## WHAT YOU WILL DO
Would you please copy every line from the records that contains the word "force"?

## DATA TO USE

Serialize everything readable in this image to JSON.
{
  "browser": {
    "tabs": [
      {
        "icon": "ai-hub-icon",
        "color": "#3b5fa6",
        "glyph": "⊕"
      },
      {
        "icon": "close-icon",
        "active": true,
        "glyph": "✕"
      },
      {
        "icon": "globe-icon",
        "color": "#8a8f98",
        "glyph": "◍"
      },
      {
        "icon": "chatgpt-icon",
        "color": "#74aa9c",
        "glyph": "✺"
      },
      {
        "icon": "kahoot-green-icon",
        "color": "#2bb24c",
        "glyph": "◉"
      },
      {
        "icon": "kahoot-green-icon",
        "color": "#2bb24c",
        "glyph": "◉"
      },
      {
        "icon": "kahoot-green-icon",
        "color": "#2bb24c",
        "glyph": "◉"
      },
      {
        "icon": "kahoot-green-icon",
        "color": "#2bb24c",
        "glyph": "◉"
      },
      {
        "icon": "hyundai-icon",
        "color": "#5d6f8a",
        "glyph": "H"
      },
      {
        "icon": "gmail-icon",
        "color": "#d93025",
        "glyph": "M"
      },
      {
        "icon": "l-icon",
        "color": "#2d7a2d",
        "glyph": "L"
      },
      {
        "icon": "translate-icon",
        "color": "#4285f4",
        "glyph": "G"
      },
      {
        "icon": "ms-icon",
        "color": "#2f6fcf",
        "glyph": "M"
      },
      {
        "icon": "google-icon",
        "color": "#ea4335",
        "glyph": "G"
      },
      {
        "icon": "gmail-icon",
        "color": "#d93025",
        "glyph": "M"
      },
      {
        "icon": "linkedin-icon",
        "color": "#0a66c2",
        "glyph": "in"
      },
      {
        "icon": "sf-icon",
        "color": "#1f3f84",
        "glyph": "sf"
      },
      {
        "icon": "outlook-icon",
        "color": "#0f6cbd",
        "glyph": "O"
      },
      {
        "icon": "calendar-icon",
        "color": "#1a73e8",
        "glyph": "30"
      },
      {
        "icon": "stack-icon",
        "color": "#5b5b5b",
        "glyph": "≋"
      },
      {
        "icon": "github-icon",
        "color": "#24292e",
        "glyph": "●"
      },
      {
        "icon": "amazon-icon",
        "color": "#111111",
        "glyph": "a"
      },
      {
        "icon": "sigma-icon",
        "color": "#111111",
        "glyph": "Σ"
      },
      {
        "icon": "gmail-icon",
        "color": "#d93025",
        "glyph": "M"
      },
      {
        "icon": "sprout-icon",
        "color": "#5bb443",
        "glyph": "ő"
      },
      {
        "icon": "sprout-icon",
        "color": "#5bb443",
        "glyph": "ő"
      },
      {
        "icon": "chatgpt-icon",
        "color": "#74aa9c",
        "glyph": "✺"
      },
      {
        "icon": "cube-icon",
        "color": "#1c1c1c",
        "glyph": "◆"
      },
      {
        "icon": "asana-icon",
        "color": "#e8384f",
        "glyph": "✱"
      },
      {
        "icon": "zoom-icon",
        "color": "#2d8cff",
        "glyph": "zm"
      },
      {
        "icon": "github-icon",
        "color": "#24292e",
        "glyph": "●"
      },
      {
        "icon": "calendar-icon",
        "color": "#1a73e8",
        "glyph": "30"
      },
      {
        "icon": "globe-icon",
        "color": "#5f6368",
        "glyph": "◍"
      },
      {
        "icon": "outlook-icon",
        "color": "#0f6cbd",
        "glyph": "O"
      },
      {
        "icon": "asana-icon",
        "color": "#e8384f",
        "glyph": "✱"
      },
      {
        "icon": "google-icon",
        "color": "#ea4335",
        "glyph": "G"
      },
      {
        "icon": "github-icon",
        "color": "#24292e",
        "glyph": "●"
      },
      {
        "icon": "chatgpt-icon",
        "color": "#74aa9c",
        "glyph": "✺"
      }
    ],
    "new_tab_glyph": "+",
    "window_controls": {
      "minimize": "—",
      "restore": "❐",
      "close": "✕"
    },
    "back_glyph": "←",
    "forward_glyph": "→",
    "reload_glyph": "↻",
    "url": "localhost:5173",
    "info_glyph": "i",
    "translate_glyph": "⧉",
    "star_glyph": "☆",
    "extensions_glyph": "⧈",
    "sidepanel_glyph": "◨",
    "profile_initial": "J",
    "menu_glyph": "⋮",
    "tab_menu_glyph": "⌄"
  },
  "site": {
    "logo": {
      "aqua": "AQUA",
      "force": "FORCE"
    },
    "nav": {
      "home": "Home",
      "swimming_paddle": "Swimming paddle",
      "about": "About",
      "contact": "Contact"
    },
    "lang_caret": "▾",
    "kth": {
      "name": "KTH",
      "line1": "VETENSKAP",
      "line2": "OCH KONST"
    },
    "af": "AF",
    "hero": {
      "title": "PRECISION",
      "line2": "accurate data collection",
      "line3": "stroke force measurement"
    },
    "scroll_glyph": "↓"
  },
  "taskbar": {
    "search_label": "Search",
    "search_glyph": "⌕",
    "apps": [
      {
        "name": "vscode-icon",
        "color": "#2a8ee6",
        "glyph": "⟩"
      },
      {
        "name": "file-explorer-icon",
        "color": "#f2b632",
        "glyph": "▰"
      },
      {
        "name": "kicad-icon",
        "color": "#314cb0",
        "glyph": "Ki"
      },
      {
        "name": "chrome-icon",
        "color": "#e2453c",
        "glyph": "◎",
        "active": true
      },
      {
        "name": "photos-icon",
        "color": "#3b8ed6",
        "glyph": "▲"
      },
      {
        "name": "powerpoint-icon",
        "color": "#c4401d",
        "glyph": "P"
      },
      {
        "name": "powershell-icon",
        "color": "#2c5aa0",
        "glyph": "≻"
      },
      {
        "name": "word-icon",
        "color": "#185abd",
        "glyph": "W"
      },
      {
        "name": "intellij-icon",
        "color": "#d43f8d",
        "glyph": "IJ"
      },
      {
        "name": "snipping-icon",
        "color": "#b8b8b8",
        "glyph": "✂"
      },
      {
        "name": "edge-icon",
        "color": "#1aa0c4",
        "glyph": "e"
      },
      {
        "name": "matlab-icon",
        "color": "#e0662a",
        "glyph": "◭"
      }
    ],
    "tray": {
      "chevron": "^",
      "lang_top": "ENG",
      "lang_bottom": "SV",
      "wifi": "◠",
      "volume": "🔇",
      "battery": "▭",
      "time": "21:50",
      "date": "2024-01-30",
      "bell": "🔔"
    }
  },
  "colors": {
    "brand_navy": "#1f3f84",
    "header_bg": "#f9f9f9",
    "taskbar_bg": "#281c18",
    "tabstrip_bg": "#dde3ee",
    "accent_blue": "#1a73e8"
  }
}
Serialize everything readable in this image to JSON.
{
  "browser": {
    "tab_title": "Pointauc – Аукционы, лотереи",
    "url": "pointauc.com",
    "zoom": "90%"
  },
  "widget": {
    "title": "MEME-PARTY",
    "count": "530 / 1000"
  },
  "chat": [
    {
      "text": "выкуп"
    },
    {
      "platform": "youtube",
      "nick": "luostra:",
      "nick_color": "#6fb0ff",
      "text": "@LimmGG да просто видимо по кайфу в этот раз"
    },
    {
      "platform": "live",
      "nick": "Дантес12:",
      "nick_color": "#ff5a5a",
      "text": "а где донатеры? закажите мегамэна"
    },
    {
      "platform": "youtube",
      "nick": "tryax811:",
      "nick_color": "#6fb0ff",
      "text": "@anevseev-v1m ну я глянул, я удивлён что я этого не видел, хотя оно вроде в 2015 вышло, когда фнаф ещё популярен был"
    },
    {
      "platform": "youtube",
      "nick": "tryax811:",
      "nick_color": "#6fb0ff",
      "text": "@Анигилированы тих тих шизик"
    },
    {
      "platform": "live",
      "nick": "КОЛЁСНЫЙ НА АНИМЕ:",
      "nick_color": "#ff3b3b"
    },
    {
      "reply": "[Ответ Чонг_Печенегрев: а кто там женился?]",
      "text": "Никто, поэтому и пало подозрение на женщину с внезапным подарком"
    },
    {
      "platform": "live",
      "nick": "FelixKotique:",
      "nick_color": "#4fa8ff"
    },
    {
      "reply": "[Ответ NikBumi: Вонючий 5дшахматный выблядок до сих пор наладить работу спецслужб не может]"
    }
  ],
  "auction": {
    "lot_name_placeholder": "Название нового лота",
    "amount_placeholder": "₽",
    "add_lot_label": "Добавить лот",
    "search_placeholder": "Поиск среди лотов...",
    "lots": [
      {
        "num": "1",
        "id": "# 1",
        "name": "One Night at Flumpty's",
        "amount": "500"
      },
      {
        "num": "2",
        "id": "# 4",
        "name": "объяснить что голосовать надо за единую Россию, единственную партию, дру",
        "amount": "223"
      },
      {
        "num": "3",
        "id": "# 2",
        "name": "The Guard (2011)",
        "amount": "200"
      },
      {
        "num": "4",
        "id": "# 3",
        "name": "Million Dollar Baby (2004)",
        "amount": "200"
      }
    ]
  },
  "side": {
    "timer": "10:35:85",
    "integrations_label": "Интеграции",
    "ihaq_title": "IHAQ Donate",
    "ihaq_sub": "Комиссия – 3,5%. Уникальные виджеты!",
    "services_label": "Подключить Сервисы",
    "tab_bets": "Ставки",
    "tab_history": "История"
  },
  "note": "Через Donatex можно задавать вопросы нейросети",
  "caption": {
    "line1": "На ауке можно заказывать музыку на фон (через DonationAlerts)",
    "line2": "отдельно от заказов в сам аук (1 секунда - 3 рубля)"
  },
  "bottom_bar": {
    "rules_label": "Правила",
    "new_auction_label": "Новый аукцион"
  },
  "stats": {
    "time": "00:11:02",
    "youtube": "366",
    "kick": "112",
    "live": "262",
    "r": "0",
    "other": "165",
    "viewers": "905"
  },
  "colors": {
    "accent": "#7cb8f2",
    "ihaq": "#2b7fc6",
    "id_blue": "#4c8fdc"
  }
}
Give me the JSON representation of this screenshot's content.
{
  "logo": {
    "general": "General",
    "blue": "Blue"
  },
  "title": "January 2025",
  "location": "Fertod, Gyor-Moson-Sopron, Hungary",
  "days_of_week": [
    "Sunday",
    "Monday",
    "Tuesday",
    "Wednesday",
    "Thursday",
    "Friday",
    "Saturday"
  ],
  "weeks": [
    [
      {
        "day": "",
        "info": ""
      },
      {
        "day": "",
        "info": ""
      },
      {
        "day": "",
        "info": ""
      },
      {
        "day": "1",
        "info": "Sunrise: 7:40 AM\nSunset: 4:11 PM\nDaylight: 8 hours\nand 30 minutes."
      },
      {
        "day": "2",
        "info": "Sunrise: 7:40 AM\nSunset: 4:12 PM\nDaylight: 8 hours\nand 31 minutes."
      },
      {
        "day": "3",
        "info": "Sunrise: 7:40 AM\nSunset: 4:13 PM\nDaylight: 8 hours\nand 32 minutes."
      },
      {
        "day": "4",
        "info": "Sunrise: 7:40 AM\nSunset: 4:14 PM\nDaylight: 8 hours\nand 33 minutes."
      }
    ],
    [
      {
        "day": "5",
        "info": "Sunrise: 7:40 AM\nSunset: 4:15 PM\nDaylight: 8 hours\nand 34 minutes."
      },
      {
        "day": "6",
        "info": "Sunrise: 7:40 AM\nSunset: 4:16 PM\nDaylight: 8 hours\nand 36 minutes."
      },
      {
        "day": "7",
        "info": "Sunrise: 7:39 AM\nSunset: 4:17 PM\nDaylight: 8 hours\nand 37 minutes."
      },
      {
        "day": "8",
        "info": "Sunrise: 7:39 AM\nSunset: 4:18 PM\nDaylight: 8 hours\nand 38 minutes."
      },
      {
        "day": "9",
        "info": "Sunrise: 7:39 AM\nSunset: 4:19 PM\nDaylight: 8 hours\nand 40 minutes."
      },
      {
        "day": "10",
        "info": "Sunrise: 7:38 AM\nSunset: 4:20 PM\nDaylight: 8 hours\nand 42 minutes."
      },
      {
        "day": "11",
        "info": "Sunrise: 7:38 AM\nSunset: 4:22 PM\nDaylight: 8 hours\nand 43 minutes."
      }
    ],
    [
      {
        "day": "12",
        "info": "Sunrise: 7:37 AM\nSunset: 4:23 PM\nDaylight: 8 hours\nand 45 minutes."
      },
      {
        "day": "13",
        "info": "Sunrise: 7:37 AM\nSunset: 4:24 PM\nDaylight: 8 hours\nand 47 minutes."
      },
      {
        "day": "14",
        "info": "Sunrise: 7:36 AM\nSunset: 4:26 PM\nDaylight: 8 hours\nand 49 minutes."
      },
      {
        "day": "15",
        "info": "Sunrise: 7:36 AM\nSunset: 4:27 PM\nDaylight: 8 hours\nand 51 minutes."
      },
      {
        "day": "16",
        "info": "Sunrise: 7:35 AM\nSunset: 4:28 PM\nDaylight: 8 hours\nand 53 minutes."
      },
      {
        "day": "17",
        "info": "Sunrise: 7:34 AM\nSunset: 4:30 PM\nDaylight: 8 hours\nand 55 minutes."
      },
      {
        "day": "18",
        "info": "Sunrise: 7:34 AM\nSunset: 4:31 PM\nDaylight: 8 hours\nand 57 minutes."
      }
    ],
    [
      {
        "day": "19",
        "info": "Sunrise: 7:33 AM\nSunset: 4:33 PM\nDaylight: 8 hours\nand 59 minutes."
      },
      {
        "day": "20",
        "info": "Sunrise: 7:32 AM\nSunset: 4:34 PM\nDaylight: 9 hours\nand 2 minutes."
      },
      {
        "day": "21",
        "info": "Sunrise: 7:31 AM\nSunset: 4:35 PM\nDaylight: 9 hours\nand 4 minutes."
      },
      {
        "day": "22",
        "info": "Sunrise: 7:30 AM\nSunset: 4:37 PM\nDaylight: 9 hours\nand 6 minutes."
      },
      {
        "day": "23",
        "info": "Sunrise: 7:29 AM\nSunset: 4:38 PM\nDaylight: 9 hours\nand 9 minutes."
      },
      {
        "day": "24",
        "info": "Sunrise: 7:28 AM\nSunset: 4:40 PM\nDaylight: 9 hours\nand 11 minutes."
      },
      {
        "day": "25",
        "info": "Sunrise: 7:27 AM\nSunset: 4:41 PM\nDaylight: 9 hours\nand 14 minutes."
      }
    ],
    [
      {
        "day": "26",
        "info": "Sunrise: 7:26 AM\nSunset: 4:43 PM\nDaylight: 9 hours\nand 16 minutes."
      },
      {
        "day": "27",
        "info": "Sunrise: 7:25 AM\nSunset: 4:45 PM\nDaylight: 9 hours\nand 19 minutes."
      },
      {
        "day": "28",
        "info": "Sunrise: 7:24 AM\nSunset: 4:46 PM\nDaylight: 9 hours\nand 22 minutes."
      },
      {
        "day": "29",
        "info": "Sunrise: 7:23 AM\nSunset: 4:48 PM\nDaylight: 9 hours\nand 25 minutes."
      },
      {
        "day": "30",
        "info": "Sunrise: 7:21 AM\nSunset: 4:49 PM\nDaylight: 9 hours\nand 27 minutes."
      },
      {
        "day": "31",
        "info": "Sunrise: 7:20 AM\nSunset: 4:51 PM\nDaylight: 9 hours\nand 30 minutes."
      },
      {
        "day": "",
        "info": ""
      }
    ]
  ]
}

## OUTPUT OF THE TASK
      "force": "FORCE"
      "line3": "stroke force measurement"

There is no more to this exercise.